I have a high school friend who, after a long period of finding himself decided to get a nursing degree. He also has a side hustle of raising sheep, pigs as meat sold at a farmer's market.

We both grew up in the country, went to 4-H. I chose to leave and become an electrical engineer but I have many friends that are still in farming. The reality of the economics of farming can hit hard at the heart of the small-time hobby farmer.

Farming is literally a tough row to hoe, but also most farmers and ranchers would not leave the lifestyle for anything. Now, I sometimes chalk up that attitude to a lack of imagination. Nobody becomes rich from farming. A farmer might become rich after selling the paid for land to a housing developer. I have met people that have tried to make a business of their farming passion, like beekeeping or raising chickens and get tired of the work after a few years. Worse is the people who sink their savings into farming as a lifestyle and discover that they spent the last 20 years breaking even and have no retirement!
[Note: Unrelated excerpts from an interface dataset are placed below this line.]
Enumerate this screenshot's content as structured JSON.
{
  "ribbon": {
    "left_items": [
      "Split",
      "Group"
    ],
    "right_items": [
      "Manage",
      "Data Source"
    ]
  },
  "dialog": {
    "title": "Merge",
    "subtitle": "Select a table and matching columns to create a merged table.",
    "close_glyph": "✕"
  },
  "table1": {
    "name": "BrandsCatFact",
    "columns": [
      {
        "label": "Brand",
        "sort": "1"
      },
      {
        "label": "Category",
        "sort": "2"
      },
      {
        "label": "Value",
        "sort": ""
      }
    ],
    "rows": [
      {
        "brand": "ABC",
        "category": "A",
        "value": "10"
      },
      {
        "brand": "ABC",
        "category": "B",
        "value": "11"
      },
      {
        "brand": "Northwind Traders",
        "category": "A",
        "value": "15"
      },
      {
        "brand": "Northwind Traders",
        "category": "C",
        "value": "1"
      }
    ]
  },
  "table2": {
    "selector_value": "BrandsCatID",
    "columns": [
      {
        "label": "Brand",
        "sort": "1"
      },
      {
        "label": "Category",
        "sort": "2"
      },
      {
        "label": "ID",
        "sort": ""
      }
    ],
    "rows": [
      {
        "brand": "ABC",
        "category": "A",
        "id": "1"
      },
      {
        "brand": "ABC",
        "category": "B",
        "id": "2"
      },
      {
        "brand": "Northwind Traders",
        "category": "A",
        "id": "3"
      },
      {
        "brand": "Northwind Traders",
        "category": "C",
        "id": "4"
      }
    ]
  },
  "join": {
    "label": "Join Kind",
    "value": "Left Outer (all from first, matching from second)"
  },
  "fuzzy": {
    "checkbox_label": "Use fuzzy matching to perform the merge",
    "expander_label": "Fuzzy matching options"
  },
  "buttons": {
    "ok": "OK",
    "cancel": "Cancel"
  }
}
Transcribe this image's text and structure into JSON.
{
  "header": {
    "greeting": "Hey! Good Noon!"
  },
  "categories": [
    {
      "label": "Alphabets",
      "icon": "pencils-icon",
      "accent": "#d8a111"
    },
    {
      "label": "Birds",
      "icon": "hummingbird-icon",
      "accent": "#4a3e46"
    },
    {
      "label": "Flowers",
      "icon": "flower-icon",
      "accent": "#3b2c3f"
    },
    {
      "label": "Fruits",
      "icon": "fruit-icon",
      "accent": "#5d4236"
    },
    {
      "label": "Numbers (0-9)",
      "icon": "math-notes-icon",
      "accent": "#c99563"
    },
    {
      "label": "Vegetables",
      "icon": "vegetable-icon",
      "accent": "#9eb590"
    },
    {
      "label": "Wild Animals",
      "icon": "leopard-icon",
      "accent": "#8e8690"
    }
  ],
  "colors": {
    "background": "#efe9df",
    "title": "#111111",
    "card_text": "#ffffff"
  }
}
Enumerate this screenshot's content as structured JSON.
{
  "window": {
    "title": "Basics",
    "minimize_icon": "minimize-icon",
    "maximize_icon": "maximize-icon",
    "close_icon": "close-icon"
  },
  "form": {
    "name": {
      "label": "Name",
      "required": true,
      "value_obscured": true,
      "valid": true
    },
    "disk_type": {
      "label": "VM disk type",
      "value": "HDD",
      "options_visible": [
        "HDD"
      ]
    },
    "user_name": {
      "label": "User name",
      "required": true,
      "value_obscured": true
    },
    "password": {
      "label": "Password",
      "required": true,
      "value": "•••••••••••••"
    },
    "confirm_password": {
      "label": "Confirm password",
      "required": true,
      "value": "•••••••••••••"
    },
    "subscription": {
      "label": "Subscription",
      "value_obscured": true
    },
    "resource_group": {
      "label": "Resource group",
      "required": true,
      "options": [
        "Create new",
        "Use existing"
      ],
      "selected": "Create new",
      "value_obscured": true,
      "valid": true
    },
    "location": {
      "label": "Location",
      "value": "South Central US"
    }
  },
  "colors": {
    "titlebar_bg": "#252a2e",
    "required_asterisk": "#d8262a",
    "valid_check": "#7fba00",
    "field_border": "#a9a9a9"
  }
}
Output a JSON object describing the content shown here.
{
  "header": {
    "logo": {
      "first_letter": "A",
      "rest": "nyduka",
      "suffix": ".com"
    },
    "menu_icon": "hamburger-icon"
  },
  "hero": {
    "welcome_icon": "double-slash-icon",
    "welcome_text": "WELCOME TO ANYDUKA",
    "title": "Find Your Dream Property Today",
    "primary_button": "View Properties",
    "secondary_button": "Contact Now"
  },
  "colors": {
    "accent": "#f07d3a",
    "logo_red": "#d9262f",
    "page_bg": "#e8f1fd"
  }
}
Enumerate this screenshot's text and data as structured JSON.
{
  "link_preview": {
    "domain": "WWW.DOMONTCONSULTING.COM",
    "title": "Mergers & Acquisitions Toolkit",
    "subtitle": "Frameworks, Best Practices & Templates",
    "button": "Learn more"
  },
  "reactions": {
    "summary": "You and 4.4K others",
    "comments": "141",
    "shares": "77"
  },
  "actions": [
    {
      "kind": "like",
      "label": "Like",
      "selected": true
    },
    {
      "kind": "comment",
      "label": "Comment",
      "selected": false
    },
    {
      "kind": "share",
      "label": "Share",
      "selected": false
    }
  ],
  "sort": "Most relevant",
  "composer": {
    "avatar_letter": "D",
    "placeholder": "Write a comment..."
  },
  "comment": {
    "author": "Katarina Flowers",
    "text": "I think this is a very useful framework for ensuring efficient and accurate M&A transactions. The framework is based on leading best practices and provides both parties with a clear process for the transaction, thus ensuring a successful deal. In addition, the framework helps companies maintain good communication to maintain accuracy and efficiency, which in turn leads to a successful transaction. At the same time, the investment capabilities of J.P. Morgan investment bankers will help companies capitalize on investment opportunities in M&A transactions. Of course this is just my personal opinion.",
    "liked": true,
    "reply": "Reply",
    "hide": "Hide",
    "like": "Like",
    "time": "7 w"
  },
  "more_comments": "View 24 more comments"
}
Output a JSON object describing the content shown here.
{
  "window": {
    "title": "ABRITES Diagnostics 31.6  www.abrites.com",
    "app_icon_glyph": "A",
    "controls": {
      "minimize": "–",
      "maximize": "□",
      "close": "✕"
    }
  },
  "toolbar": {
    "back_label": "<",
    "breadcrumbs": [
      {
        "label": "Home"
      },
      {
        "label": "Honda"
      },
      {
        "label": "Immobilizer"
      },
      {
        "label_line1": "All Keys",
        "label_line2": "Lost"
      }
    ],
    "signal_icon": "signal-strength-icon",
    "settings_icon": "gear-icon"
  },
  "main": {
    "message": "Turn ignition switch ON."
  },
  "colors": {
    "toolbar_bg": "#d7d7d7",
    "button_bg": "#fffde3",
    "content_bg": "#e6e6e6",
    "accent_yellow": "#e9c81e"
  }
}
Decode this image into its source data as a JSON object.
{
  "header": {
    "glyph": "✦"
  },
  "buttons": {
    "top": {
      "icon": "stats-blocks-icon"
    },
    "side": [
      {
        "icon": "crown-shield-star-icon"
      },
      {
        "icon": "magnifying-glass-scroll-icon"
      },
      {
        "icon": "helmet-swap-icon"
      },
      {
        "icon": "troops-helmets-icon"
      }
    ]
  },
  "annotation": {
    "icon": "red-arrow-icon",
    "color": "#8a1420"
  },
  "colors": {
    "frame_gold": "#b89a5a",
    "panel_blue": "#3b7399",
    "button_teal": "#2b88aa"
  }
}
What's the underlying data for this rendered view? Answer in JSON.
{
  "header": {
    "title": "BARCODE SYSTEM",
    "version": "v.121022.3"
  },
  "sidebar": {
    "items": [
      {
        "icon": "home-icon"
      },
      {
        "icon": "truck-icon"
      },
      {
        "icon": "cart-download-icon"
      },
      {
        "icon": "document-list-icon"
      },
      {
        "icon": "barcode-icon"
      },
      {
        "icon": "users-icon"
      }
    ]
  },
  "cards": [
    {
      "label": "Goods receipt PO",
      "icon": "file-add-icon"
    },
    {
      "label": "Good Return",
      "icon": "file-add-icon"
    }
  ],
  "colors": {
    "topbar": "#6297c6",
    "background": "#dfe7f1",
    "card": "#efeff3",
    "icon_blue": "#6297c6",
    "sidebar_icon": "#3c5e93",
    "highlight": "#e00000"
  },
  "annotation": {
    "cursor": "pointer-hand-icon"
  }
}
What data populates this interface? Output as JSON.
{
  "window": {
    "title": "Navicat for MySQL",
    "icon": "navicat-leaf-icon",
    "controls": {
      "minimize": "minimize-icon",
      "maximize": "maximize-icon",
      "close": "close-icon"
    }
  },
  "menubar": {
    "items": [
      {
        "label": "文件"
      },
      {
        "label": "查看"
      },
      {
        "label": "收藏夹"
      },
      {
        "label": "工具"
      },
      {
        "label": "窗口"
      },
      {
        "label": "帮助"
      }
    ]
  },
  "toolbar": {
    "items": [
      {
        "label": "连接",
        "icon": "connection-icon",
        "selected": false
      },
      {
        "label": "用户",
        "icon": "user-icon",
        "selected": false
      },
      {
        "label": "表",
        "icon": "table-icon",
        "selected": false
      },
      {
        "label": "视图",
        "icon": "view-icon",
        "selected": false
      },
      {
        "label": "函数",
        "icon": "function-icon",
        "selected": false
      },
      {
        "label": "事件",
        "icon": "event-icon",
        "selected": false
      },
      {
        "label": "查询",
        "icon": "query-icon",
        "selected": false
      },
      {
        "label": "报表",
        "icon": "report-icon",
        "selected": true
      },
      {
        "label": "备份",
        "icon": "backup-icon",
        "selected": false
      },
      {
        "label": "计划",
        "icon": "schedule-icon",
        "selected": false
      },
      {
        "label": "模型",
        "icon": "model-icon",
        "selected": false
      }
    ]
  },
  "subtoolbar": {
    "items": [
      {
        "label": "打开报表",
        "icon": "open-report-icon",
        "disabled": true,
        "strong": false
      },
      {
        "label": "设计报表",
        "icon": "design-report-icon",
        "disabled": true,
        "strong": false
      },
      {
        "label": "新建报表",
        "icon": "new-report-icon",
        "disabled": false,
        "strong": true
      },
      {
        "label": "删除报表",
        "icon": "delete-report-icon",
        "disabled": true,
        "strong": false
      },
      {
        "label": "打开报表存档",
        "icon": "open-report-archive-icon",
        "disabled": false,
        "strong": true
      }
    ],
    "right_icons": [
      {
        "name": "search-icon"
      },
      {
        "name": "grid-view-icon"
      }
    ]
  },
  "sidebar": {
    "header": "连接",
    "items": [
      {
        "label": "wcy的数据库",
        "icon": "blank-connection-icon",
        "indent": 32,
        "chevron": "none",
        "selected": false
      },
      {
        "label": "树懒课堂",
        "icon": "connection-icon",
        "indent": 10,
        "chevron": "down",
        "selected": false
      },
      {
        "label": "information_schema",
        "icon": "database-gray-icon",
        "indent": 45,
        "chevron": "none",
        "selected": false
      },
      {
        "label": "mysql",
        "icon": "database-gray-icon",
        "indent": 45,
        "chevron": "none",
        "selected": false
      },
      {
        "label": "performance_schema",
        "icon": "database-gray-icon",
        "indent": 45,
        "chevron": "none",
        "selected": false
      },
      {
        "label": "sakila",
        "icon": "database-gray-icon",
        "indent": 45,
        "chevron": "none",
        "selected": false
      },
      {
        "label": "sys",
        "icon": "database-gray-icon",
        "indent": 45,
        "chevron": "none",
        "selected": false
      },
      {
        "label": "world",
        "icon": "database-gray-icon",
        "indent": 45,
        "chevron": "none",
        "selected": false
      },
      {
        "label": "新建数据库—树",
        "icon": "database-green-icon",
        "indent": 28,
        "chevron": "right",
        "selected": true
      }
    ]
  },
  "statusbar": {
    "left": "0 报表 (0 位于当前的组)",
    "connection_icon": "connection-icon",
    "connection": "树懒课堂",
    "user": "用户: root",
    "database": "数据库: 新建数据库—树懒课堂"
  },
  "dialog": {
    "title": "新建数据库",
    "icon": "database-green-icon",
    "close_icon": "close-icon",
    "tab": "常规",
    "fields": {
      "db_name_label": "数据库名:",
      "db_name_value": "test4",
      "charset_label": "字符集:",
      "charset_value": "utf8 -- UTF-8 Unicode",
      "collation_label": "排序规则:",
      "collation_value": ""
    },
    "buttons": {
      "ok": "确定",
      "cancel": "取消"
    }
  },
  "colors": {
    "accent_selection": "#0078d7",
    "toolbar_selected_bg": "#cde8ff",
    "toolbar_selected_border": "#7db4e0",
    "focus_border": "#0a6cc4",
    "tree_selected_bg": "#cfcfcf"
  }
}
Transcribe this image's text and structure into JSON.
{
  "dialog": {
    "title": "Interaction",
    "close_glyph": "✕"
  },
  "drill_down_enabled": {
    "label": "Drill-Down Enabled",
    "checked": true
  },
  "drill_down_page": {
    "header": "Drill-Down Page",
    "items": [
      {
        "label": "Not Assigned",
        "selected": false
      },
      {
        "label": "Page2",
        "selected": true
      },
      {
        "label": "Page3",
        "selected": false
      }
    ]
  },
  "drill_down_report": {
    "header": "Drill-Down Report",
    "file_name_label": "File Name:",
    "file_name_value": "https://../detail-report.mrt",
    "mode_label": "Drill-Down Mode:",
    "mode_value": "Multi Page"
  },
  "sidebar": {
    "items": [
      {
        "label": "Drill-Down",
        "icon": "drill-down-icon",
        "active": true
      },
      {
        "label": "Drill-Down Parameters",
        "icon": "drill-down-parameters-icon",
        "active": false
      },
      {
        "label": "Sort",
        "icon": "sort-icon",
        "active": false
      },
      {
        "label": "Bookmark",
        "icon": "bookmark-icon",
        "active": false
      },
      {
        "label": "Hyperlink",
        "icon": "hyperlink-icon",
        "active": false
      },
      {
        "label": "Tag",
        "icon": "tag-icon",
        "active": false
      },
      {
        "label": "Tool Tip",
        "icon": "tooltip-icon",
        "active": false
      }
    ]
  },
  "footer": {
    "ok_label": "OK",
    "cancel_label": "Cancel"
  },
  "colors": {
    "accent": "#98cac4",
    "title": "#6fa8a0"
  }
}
Good for you @hoping2retire35! What a fascinating and fun adventure that sounds like. One of my parents' friends lives in Alabama and has a sheep farm as a side hustle. He's done well with it, but I've heard it's a lot of work.

My retired uncle has his own vegetable garden that he loves and is always raving about how fresh and tasty his home grown produce is. He has a challenge with pest control and keeping the deer and rabbits away though, but he's not too stressed over it since he's doing it as a hobby and not for income. Some of his neighbors have alpacas to help ward off other animals, but my uncle doesn't want that added maintenance or cost.

Keep us posted on your progress. Would love to hear how your journey goes!


@kendall, as I said earlier I really had no reason to become a (semi)professional farmer just from all the horror stories I had always heard; figured big businesses did it better etc.

I think there are people who have a lot of passion but not a lot of business sense, and vice versa. I think I have enough of both; I am 36 in good shape and dont mind doing hard physical labor, whenever I am not at my job(behind a desk). Most of the hard work, as in tons of sweat, loss of water weight and plenty of exhaustion only happens 1 or maybe 2x a year when a new fence or shed is needed; might take one 3 day weekend. The rest of it is just being there and being consistent.

I have only bought 7 sheep and people ask what I'll do with them, and I tell them I'll just keep growing my flock. :)

More to your point, I think one can become rich from farming though it takes a special person to do. check out Joel Salatin, I believe he had $1.8mil in sales a few years ago.



My friend doing the job in top MNC and his school friends run the Goat farm with his partnership. They are well developed that farm from the past 3 years.


May grandfather had an 8 acre fruit farm in Hawaii. It was a magical place, but my parents sold it after he passed b/c it was to much to maintain. Sad, as it was right up next to the Waianae mountain range.



The best return I can figure on farming is what you grow and use yourself. If you can grow it, eat it, and save the money you would have spent you are positive.  Farming's hard since almost all of your crops are commodities. There is little to no room for profit.   Sure there are farmers markets but most of the vendors I see there are middle men, not farmers.

I have a huge vegetable garden. It nets me about $25 an hour for my time and where else in the world can you walk outside, work for fifteen minutes and get rewarded for it?

So if you wanna make money farming only go as farm as your gut will allow you.